US approves faster green cards for Indians
In a move that may allow more highly skilled immigrants from India and China to obtain the so-called green cards faster, the US House of Representatives has passed a bill modifying the visa system.world Updated: Dec 01, 2011 16:19 IST
In a move that may allow more highly skilled immigrants from India and China to obtain the so-called green cards faster, the US House of Representatives has passed a bill modifying the visa system.
The Fairness for High-Skilled Immigration Act (H.R. 3012), eliminating per-country caps on employment-based visas and instituting a first come, first served system, drew broad, bipartisan support, passing the House with a vote of 389-15 Tuesday.
The bill is expected to move swiftly through the Senate.
Currently, immigration law limits employment-based green cards allowing permanent residence for citizens from any one country to no more than seven percent of the total green cards approved by the State Department in any particular year.
The rule makes it easier to obtain a green card for applicants from smaller countries that don't generate a significant amount of applications, but makes it tougher for workers from big countries that provide most of the foreign tech workers sought by companies.
Individuals from India, the source of most tech industry immigrants to the US, often have to wait up to 10 years for a green card due to the per-country cap.
The High-Skilled Immigration Act, which was introduced to Congress in September by Utah Republican Jason Chaffetz, aims to correct such imbalances by switching to a first come, first served system for the roughly 140,000 employment-based green cards awarded each year.
"Per country limits make no sense in the context of employment-based visas.
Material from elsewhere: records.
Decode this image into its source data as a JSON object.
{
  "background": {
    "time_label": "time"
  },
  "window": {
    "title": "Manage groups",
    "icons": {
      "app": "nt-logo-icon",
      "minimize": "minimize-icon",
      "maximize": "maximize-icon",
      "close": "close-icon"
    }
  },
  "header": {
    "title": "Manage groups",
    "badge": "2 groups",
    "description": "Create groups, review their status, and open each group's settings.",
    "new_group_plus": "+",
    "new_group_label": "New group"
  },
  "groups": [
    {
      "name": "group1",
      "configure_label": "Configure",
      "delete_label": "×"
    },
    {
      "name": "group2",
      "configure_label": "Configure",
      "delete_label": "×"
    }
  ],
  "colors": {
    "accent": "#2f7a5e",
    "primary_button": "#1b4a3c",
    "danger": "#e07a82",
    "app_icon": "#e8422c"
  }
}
Companies view all highly skilled immigrants as the same regardless of where they are from--be it India or Brazil," Chaffetz said in a statement.
In addition to eliminating numerical caps on employment-based green cards, the Act would also raise the per-country cap for 226,000 family-related green cards from seven percent of the total to 15 percent.
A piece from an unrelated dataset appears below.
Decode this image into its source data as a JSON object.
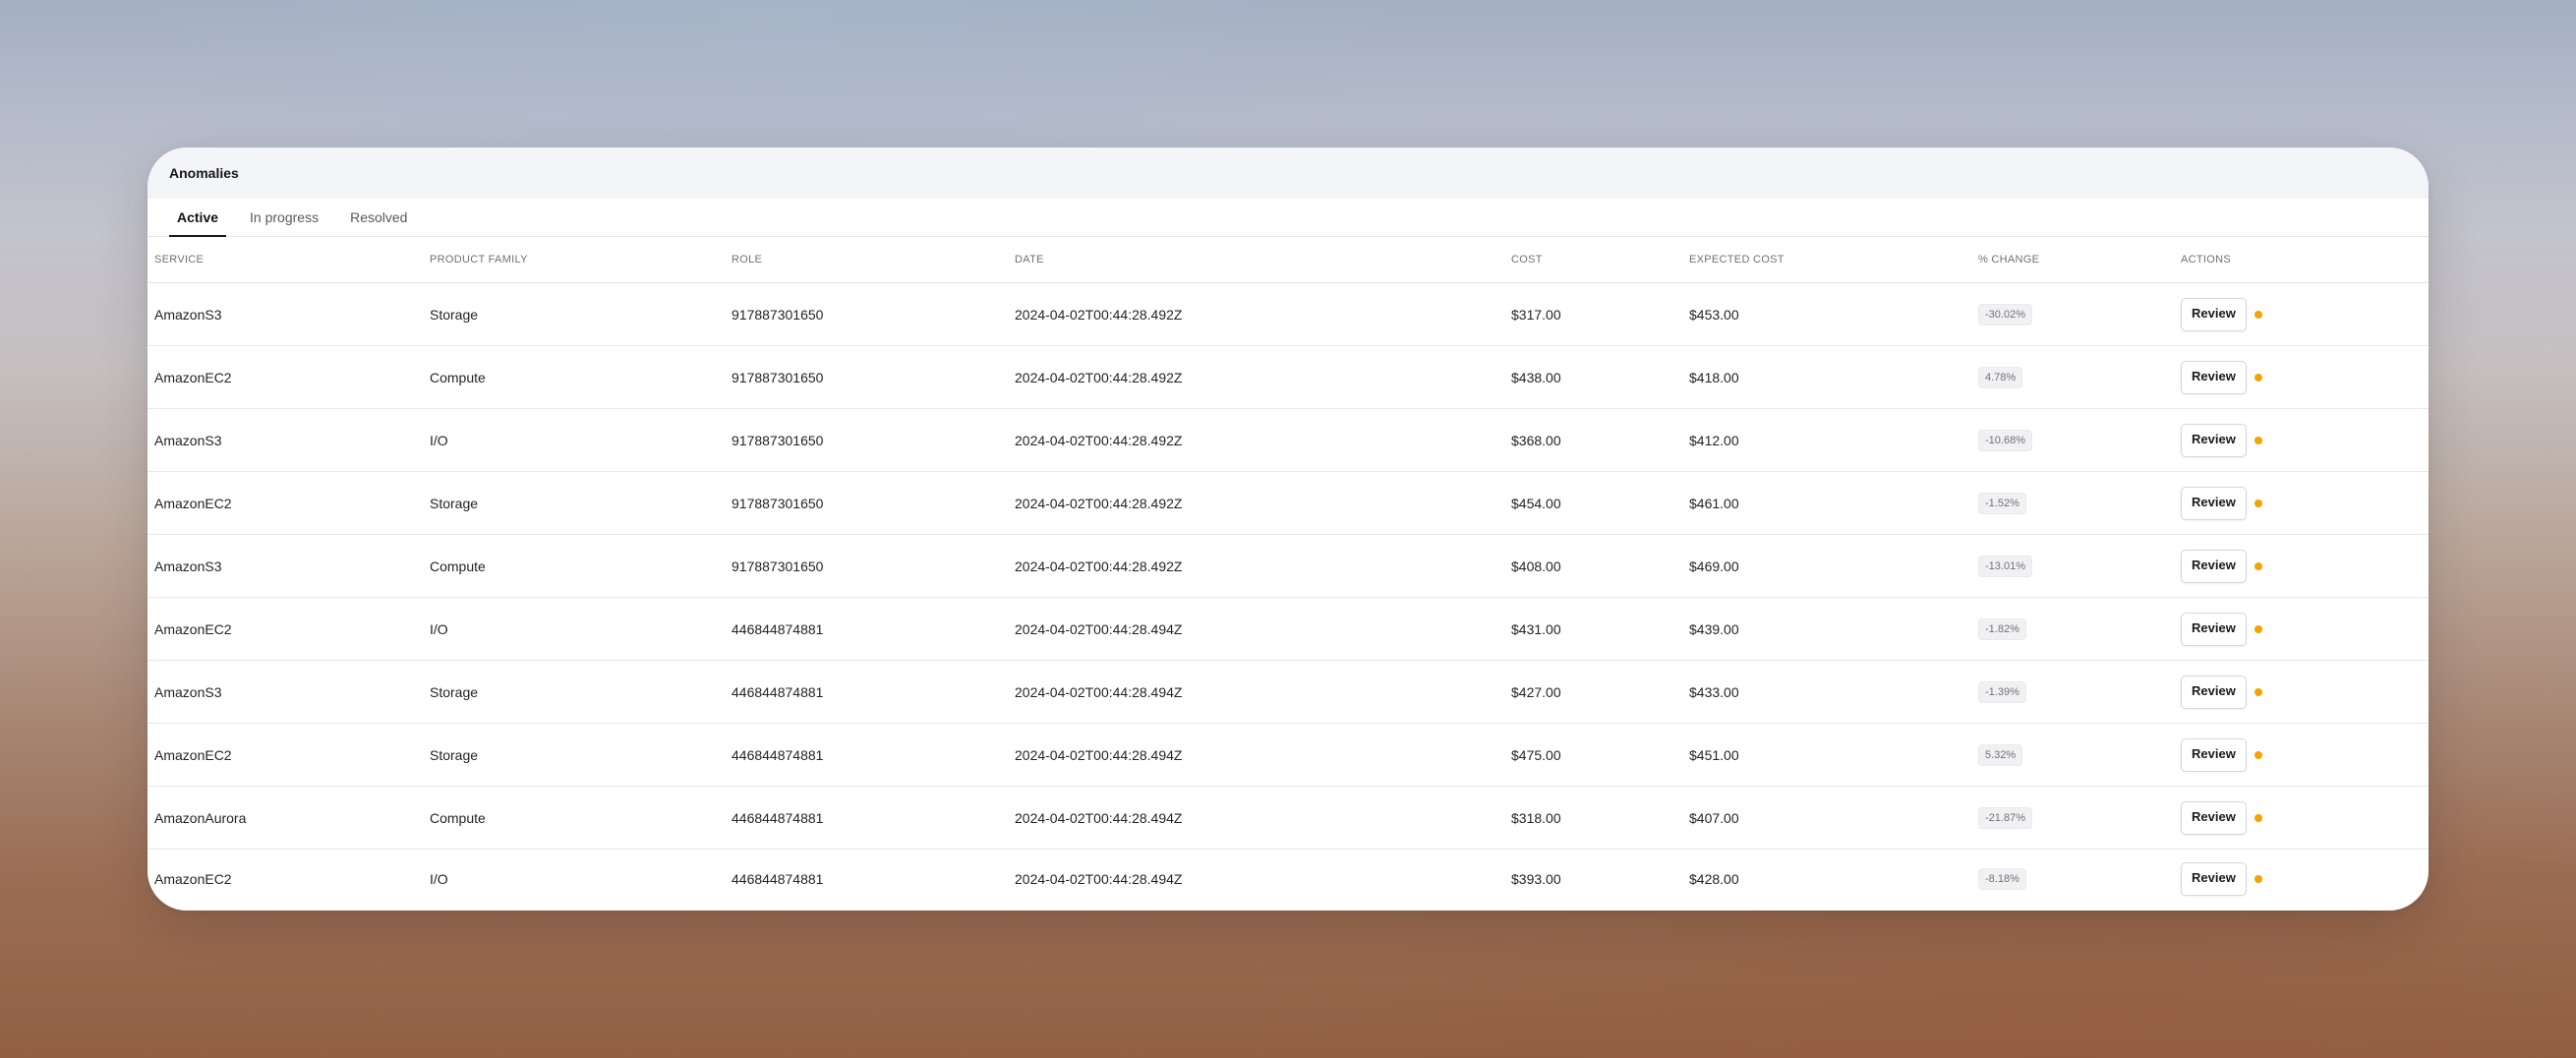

The bill's bipartisan support owes much to the fact that it does nothing to increase the total number of green cards awarded, it simply evens out the process for those looking to emigrate to the US.
American technology companies have been clamouring for Congress to offer more green cards for their foreign employees, arguing that the United States was losing out in global competition by forcing those immigrants to leave.